==== RECORDS SUPPLIED

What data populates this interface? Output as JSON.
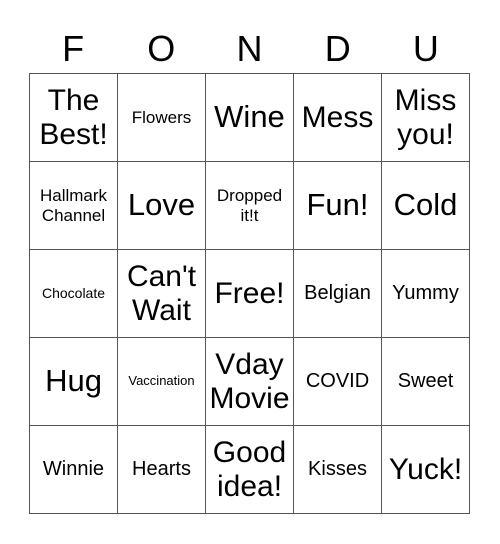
{
  "header": [
    "F",
    "O",
    "N",
    "D",
    "U"
  ],
  "cells": [
    [
      "The Best!",
      "Flowers",
      "Wine",
      "Mess",
      "Miss you!"
    ],
    [
      "Hallmark Channel",
      "Love",
      "Dropped it!t",
      "Fun!",
      "Cold"
    ],
    [
      "Chocolate",
      "Can't Wait",
      "Free!",
      "Belgian",
      "Yummy"
    ],
    [
      "Hug",
      "Vaccination",
      "Vday Movie",
      "COVID",
      "Sweet"
    ],
    [
      "Winnie",
      "Hearts",
      "Good idea!",
      "Kisses",
      "Yuck!"
    ]
  ]
}
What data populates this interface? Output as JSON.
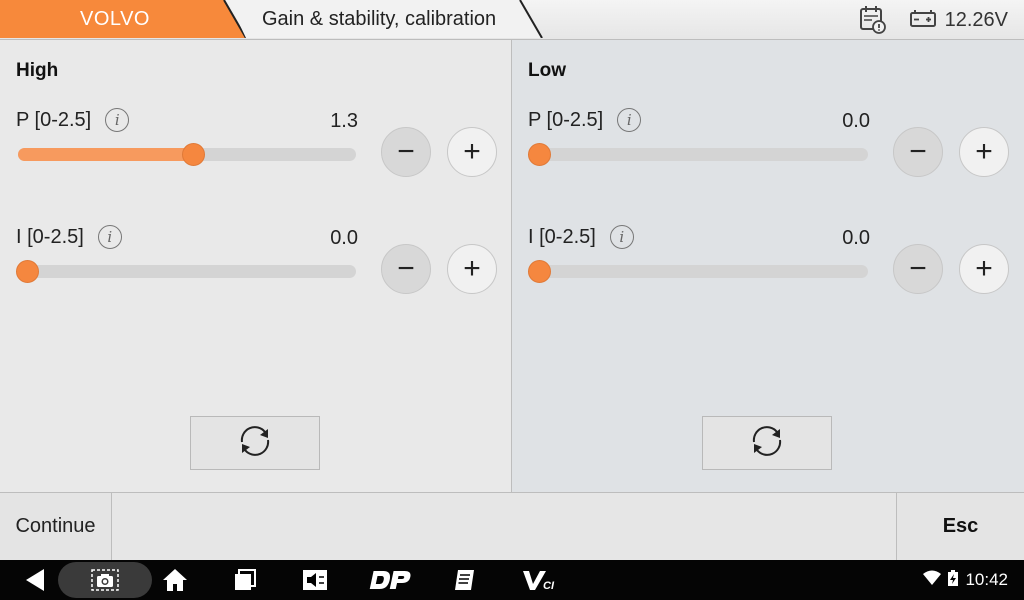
{
  "header": {
    "brand": "VOLVO",
    "title": "Gain & stability, calibration",
    "voltage": "12.26V",
    "colors": {
      "brand_tab": "#f7893b",
      "accent": "#f5873f"
    }
  },
  "panels": {
    "high": {
      "title": "High",
      "params": [
        {
          "label": "P [0-2.5]",
          "value": "1.3",
          "min": 0,
          "max": 2.5,
          "level": 1.3
        },
        {
          "label": "I [0-2.5]",
          "value": "0.0",
          "min": 0,
          "max": 2.5,
          "level": 0.0
        }
      ]
    },
    "low": {
      "title": "Low",
      "params": [
        {
          "label": "P [0-2.5]",
          "value": "0.0",
          "min": 0,
          "max": 2.5,
          "level": 0.0
        },
        {
          "label": "I [0-2.5]",
          "value": "0.0",
          "min": 0,
          "max": 2.5,
          "level": 0.0
        }
      ]
    }
  },
  "buttons": {
    "minus": "−",
    "plus": "+",
    "info": "i",
    "continue": "Continue",
    "esc": "Esc"
  },
  "status_bar": {
    "time": "10:42"
  },
  "icons": [
    "calendar-alert-icon",
    "battery-icon",
    "info-icon",
    "refresh-icon",
    "back-icon",
    "screenshot-icon",
    "home-icon",
    "recent-apps-icon",
    "media-icon",
    "dp-icon",
    "notes-icon",
    "vci-icon",
    "wifi-icon",
    "battery-charging-icon"
  ]
}
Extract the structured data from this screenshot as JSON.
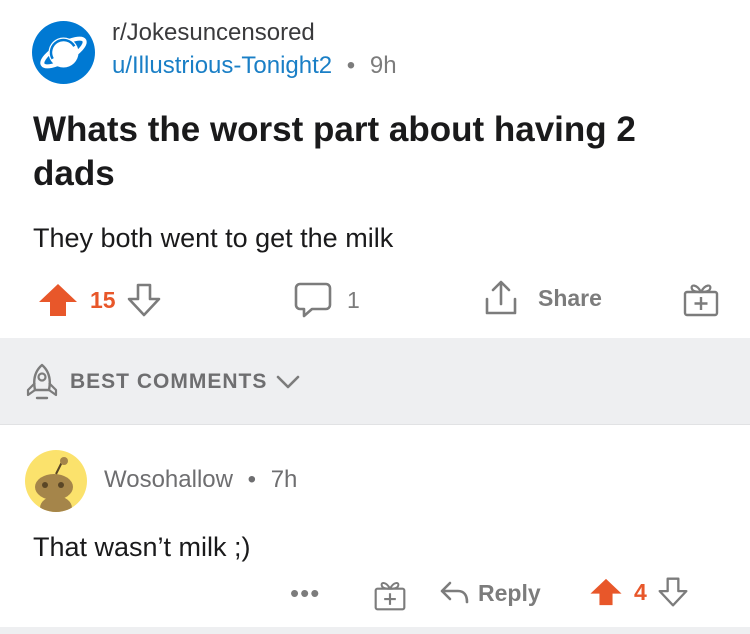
{
  "post": {
    "subreddit": "r/Jokesuncensored",
    "author": "u/Illustrious-Tonight2",
    "separator": "•",
    "age": "9h",
    "title": "Whats the worst part about having 2 dads",
    "body": "They both went to get the milk",
    "score": "15",
    "comment_count": "1",
    "share_label": "Share"
  },
  "comments_sort": {
    "label": "BEST COMMENTS"
  },
  "comment": {
    "author": "Wosohallow",
    "separator": "•",
    "age": "7h",
    "body": "That wasn’t milk ;)",
    "more_label": "•••",
    "reply_label": "Reply",
    "score": "4"
  },
  "colors": {
    "upvote": "#e8572a",
    "subreddit_avatar": "#0079d3",
    "username_link": "#1a7fc6",
    "comment_avatar": "#fbe26c",
    "band": "#eeeff1"
  }
}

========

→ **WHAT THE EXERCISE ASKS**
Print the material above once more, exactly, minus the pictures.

→ **ANSWER TO THIS EXERCISE**
What data populates this interface? Output as JSON.
{
  "header": [
    "F",
    "O",
    "N",
    "D",
    "U"
  ],
  "cells": [
    [
      "The Best!",
      "Flowers",
      "Wine",
      "Mess",
      "Miss you!"
    ],
    [
      "Hallmark Channel",
      "Love",
      "Dropped it!t",
      "Fun!",
      "Cold"
    ],
    [
      "Chocolate",
      "Can't Wait",
      "Free!",
      "Belgian",
      "Yummy"
    ],
    [
      "Hug",
      "Vaccination",
      "Vday Movie",
      "COVID",
      "Sweet"
    ],
    [
      "Winnie",
      "Hearts",
      "Good idea!",
      "Kisses",
      "Yuck!"
    ]
  ]
}
What data populates this interface? Output as JSON.
{
  "header": {
    "brand": "VOLVO",
    "title": "Gain & stability, calibration",
    "voltage": "12.26V",
    "colors": {
      "brand_tab": "#f7893b",
      "accent": "#f5873f"
    }
  },
  "panels": {
    "high": {
      "title": "High",
      "params": [
        {
          "label": "P [0-2.5]",
          "value": "1.3",
          "min": 0,
          "max": 2.5,
          "level": 1.3
        },
        {
          "label": "I [0-2.5]",
          "value": "0.0",
          "min": 0,
          "max": 2.5,
          "level": 0.0
        }
      ]
    },
    "low": {
      "title": "Low",
      "params": [
        {
          "label": "P [0-2.5]",
          "value": "0.0",
          "min": 0,
          "max": 2.5,
          "level": 0.0
        },
        {
          "label": "I [0-2.5]",
          "value": "0.0",
          "min": 0,
          "max": 2.5,
          "level": 0.0
        }
      ]
    }
  },
  "buttons": {
    "minus": "−",
    "plus": "+",
    "info": "i",
    "continue": "Continue",
    "esc": "Esc"
  },
  "status_bar": {
    "time": "10:42"
  },
  "icons": [
    "calendar-alert-icon",
    "battery-icon",
    "info-icon",
    "refresh-icon",
    "back-icon",
    "screenshot-icon",
    "home-icon",
    "recent-apps-icon",
    "media-icon",
    "dp-icon",
    "notes-icon",
    "vci-icon",
    "wifi-icon",
    "battery-charging-icon"
  ]
}
Extract the structured data from this screenshot as JSON.
{
  "post": {
    "subreddit": "r/Jokesuncensored",
    "author": "u/Illustrious-Tonight2",
    "separator": "•",
    "age": "9h",
    "title": "Whats the worst part about having 2 dads",
    "body": "They both went to get the milk",
    "score": "15",
    "comment_count": "1",
    "share_label": "Share"
  },
  "comments_sort": {
    "label": "BEST COMMENTS"
  },
  "comment": {
    "author": "Wosohallow",
    "separator": "•",
    "age": "7h",
    "body": "That wasn’t milk ;)",
    "more_label": "•••",
    "reply_label": "Reply",
    "score": "4"
  },
  "colors": {
    "upvote": "#e8572a",
    "subreddit_avatar": "#0079d3",
    "username_link": "#1a7fc6",
    "comment_avatar": "#fbe26c",
    "band": "#eeeff1"
  }
}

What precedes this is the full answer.